HOW TO COMPLETE THIS TASK: An exact copy of every entry is needed, with the images left out.

Interface dataset entries:
::::

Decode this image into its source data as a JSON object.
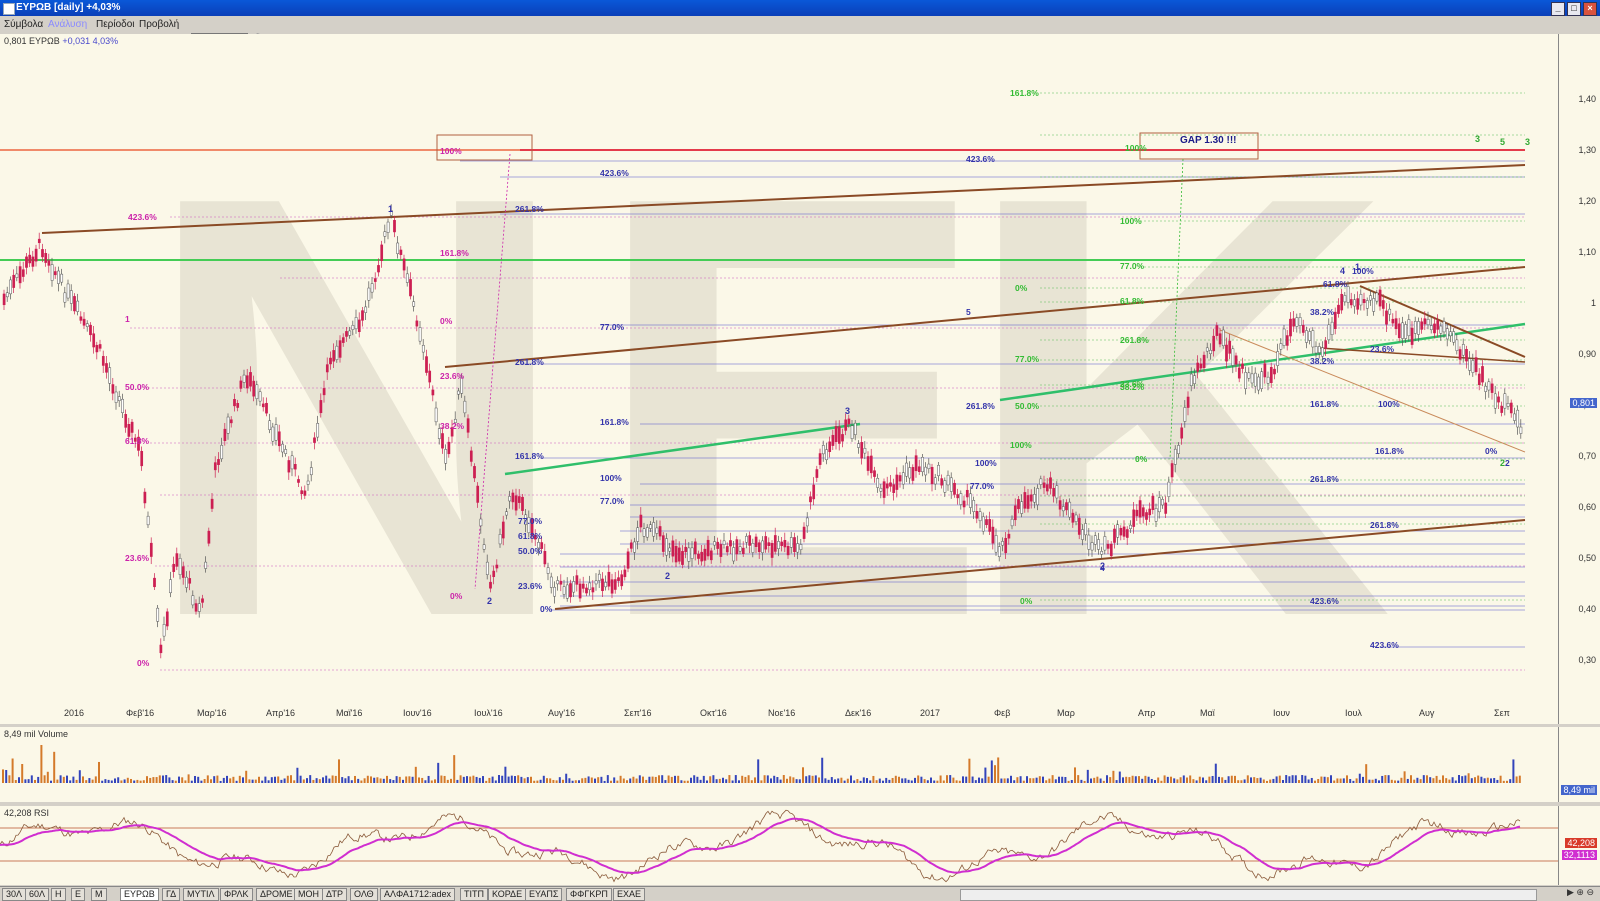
{
  "window": {
    "title": "ΕΥΡΩΒ [daily] +4,03%"
  },
  "menu": {
    "items": [
      "Σύμβολα",
      "Ανάλυση",
      "Περίοδοι",
      "Προβολή"
    ],
    "active_index": 1
  },
  "price_panel": {
    "symbol_value": "0,801",
    "symbol": "ΕΥΡΩΒ",
    "change": "+0,031",
    "change_pct": "4,03%",
    "last_price": "0,801",
    "watermark": "NEK",
    "y_ticks": [
      "1,40",
      "1,30",
      "1,20",
      "1,10",
      "1",
      "0,90",
      "0,80",
      "0,70",
      "0,60",
      "0,50",
      "0,40",
      "0,30"
    ],
    "x_ticks": [
      "2016",
      "Φεβ'16",
      "Μαρ'16",
      "Απρ'16",
      "Μαϊ'16",
      "Ιουν'16",
      "Ιουλ'16",
      "Αυγ'16",
      "Σεπ'16",
      "Οκτ'16",
      "Νοε'16",
      "Δεκ'16",
      "2017",
      "Φεβ",
      "Μαρ",
      "Απρ",
      "Μαϊ",
      "Ιουν",
      "Ιουλ",
      "Αυγ",
      "Σεπ"
    ],
    "annotation_gap": "GAP 1.30 !!!",
    "wave_labels": [
      "1",
      "2",
      "2",
      "3",
      "2",
      "4",
      "1",
      "5",
      "3",
      "3",
      "2"
    ],
    "fib_labels": [
      "161.8%",
      "100%",
      "100%",
      "423.6%",
      "423.6%",
      "261.8%",
      "100%",
      "423.6%",
      "77.0%",
      "161.8%",
      "61.8%",
      "100%",
      "0%",
      "1",
      "0%",
      "5",
      "77.0%",
      "61.8%",
      "261.8%",
      "261.8%",
      "50.0%",
      "23.6%",
      "38.2%",
      "77.0%",
      "38.2%",
      "261.8%",
      "50.0%",
      "38.2%",
      "100%",
      "161.8%",
      "61.8%",
      "100%",
      "23.6%",
      "38.2%",
      "0%",
      "161.8%",
      "77.0%",
      "0%",
      "23.6%",
      "161.8%",
      "100%",
      "100%",
      "77.0%",
      "0%",
      "161.8%",
      "261.8%",
      "0%",
      "23.6%",
      "50.0%",
      "61.8%",
      "77.0%",
      "261.8%",
      "423.6%",
      "23.6%",
      "0%",
      "2",
      "4",
      "0%",
      "423.6%"
    ]
  },
  "volume_panel": {
    "label": "8,49 mil Volume",
    "last": "8,49 mil"
  },
  "rsi_panel": {
    "label": "42,208 RSI",
    "last_rsi": "42,208",
    "last_ma": "32,1113"
  },
  "tabs": [
    "30Λ",
    "60Λ",
    "Η",
    "Ε",
    "Μ",
    "ΕΥΡΩΒ",
    "ΓΔ",
    "ΜΥΤΙΛ",
    "ΦΡΛΚ",
    "ΔΡΟΜΕ",
    "ΜΟΗ",
    "ΔΤΡ",
    "ΟΛΘ",
    "ΑΛΦΑ1712:adex",
    "ΤΙΤΠ",
    "ΚΟΡΔΕ",
    "ΕΥΑΠΣ",
    "ΦΦΓΚΡΠ",
    "ΕΧΑΕ"
  ],
  "active_tab_index": 5,
  "colors": {
    "up": "#555555",
    "down": "#cc1f52",
    "fib_magenta": "#cc22aa",
    "fib_blue": "#3333aa",
    "fib_green": "#33bb33",
    "channel_brown": "#8a4a25",
    "trend_green": "#2fbf6a",
    "rsi": "#d02ed0"
  }
}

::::

RESPONSE BOX:
Decode this image into its source data as a JSON object.
{
  "window": {
    "title": "ΕΥΡΩΒ [daily] +4,03%"
  },
  "menu": {
    "items": [
      "Σύμβολα",
      "Ανάλυση",
      "Περίοδοι",
      "Προβολή"
    ],
    "active_index": 1
  },
  "price_panel": {
    "symbol_value": "0,801",
    "symbol": "ΕΥΡΩΒ",
    "change": "+0,031",
    "change_pct": "4,03%",
    "last_price": "0,801",
    "watermark": "NEK",
    "y_ticks": [
      "1,40",
      "1,30",
      "1,20",
      "1,10",
      "1",
      "0,90",
      "0,80",
      "0,70",
      "0,60",
      "0,50",
      "0,40",
      "0,30"
    ],
    "x_ticks": [
      "2016",
      "Φεβ'16",
      "Μαρ'16",
      "Απρ'16",
      "Μαϊ'16",
      "Ιουν'16",
      "Ιουλ'16",
      "Αυγ'16",
      "Σεπ'16",
      "Οκτ'16",
      "Νοε'16",
      "Δεκ'16",
      "2017",
      "Φεβ",
      "Μαρ",
      "Απρ",
      "Μαϊ",
      "Ιουν",
      "Ιουλ",
      "Αυγ",
      "Σεπ"
    ],
    "annotation_gap": "GAP 1.30 !!!",
    "wave_labels": [
      "1",
      "2",
      "2",
      "3",
      "2",
      "4",
      "1",
      "5",
      "3",
      "3",
      "2"
    ],
    "fib_labels": [
      "161.8%",
      "100%",
      "100%",
      "423.6%",
      "423.6%",
      "261.8%",
      "100%",
      "423.6%",
      "77.0%",
      "161.8%",
      "61.8%",
      "100%",
      "0%",
      "1",
      "0%",
      "5",
      "77.0%",
      "61.8%",
      "261.8%",
      "261.8%",
      "50.0%",
      "23.6%",
      "38.2%",
      "77.0%",
      "38.2%",
      "261.8%",
      "50.0%",
      "38.2%",
      "100%",
      "161.8%",
      "61.8%",
      "100%",
      "23.6%",
      "38.2%",
      "0%",
      "161.8%",
      "77.0%",
      "0%",
      "23.6%",
      "161.8%",
      "100%",
      "100%",
      "77.0%",
      "0%",
      "161.8%",
      "261.8%",
      "0%",
      "23.6%",
      "50.0%",
      "61.8%",
      "77.0%",
      "261.8%",
      "423.6%",
      "23.6%",
      "0%",
      "2",
      "4",
      "0%",
      "423.6%"
    ]
  },
  "volume_panel": {
    "label": "8,49 mil Volume",
    "last": "8,49 mil"
  },
  "rsi_panel": {
    "label": "42,208 RSI",
    "last_rsi": "42,208",
    "last_ma": "32,1113"
  },
  "tabs": [
    "30Λ",
    "60Λ",
    "Η",
    "Ε",
    "Μ",
    "ΕΥΡΩΒ",
    "ΓΔ",
    "ΜΥΤΙΛ",
    "ΦΡΛΚ",
    "ΔΡΟΜΕ",
    "ΜΟΗ",
    "ΔΤΡ",
    "ΟΛΘ",
    "ΑΛΦΑ1712:adex",
    "ΤΙΤΠ",
    "ΚΟΡΔΕ",
    "ΕΥΑΠΣ",
    "ΦΦΓΚΡΠ",
    "ΕΧΑΕ"
  ],
  "active_tab_index": 5,
  "colors": {
    "up": "#555555",
    "down": "#cc1f52",
    "fib_magenta": "#cc22aa",
    "fib_blue": "#3333aa",
    "fib_green": "#33bb33",
    "channel_brown": "#8a4a25",
    "trend_green": "#2fbf6a",
    "rsi": "#d02ed0"
  }
}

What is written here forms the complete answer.